In the 1920s Winston Churchill bombed Iraqis who were resisting British rule.  The issue was oil.

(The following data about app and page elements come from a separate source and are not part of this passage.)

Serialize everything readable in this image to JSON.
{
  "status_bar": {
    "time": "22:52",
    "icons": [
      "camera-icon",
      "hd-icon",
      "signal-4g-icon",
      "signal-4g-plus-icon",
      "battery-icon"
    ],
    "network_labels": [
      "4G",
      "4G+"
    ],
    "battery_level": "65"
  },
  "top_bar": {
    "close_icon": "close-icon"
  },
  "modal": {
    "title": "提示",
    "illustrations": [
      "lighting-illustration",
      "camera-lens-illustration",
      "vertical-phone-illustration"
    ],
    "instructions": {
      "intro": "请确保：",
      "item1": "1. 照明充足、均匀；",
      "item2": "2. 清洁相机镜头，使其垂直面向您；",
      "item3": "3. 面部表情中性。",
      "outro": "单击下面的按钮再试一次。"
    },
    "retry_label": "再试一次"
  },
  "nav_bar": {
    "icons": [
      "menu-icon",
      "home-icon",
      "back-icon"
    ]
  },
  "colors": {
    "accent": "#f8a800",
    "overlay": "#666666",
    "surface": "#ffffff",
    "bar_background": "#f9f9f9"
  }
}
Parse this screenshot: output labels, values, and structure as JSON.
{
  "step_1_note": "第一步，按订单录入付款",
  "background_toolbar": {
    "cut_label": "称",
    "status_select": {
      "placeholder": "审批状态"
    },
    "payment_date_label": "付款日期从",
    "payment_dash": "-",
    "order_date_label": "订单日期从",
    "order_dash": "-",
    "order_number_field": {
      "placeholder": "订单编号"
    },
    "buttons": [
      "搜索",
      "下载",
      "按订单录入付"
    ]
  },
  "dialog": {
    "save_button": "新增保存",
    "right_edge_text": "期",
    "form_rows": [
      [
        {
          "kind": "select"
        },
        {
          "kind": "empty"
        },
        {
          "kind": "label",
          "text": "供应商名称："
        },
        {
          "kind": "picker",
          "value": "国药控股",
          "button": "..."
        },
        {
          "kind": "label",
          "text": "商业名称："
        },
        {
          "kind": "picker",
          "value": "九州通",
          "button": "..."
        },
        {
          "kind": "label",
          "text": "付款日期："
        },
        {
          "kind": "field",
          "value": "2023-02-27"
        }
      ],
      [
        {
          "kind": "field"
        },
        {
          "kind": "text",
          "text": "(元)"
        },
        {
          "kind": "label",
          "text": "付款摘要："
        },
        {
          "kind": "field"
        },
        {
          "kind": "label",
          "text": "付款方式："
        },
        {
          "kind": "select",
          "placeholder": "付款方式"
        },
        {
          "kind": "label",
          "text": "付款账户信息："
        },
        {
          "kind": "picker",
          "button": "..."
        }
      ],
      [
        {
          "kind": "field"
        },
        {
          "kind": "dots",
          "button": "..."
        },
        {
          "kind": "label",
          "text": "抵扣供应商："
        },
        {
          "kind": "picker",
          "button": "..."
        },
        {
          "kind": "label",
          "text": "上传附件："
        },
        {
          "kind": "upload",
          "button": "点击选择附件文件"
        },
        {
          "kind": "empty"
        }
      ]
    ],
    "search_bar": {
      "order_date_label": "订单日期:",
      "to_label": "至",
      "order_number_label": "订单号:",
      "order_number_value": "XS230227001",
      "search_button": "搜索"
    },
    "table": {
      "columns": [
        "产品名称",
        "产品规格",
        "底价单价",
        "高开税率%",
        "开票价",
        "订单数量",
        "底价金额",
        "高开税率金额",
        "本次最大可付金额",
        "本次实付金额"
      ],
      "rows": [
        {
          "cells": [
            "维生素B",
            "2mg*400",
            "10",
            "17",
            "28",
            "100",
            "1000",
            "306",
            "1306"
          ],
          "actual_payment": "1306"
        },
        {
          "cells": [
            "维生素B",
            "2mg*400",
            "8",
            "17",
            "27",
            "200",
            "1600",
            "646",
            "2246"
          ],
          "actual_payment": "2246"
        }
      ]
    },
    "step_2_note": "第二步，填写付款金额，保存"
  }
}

This established a policy that would lead to massive World War II bombing campaigns and now the vast aerial attack by the U.S. and its colonially-minded partners that is devastating the lives of millions of people across swaths of the Middle East and Afghanistan, and to a lesser degree Libya and Somalia. 
This linked article provides an extremely important analysis of the thinking behind the racist, 1920s British air war and how this thinking lives today in drone war as well as the overall U.S. aerial killing policy.

In these remarkable - must watch - linked videos it is hard to see any difference between the ideas expressed by RAF pilots who bombed Iraqis in the 1920s and U.S. policy now.  The reports of the Iraqi witnesses to the RAF attacks are almost identical to the comments of victims of drone attacks now.

It is impossible to know the full human and environmental cost of what can only be described as an atrocity of historic proportions, which includes bombing by B-52s, but information from Air Wars.org, the Bureau of Investigative Journalism and other sources suggest that the U.S.-led air aerial assault campaign across Syria, Iraq, Afghanistan, Yemen, Pakistan, Somalia and Libya, including assisting Saudi Arabia’s air attacks in Yemen, has caused:

  • At least 20,000 civilian deaths and tens of thousands more wounded.(My estimate based on information in the above sources; I think this is very conservative.)

  • Hundreds of thousands, if not millions, of refugees.

  • Famine and cholera threatening more than 17 million in Yemen alone.

  • Massive destruction of homes, communities and infrastructure.These photos of Mosul in Iraq can be taken in many, many places that are being subjected to “coalition” air attack.

U.S. drone operators have been a key part of this campaign, apparently involved in identifying targets for conventional bombers as well as undertaking their own attacks.  This extremely informative linked article speaks of drone operators working to minimize civilian casualties, but given what is happening, one can only wonder at this kind of commentary.

These links give specifics on the more than 13 “coalition” nations involved in the bombing campaign, as well as Russia and Iran, and on specifics of U.S. aircraft involved and munitions dropped per type of aircraft, including drones.

However, these links do not provide specifics on U.S. air attacks in Afghanistan and Pakistan, which are likely increasing along with the invasion of more U.S. troops into Afghanistan and the likelihood of pursuit of Taliban fighters into Pakistan.

The expansion of the U.S. troop invasion in Afghanistan, of course, gives the lie to the notion that drones keep U.S. troops from having to put boots on the ground in war zones.  The U.S. drone assassination campaign began in Afghanistan in 2001.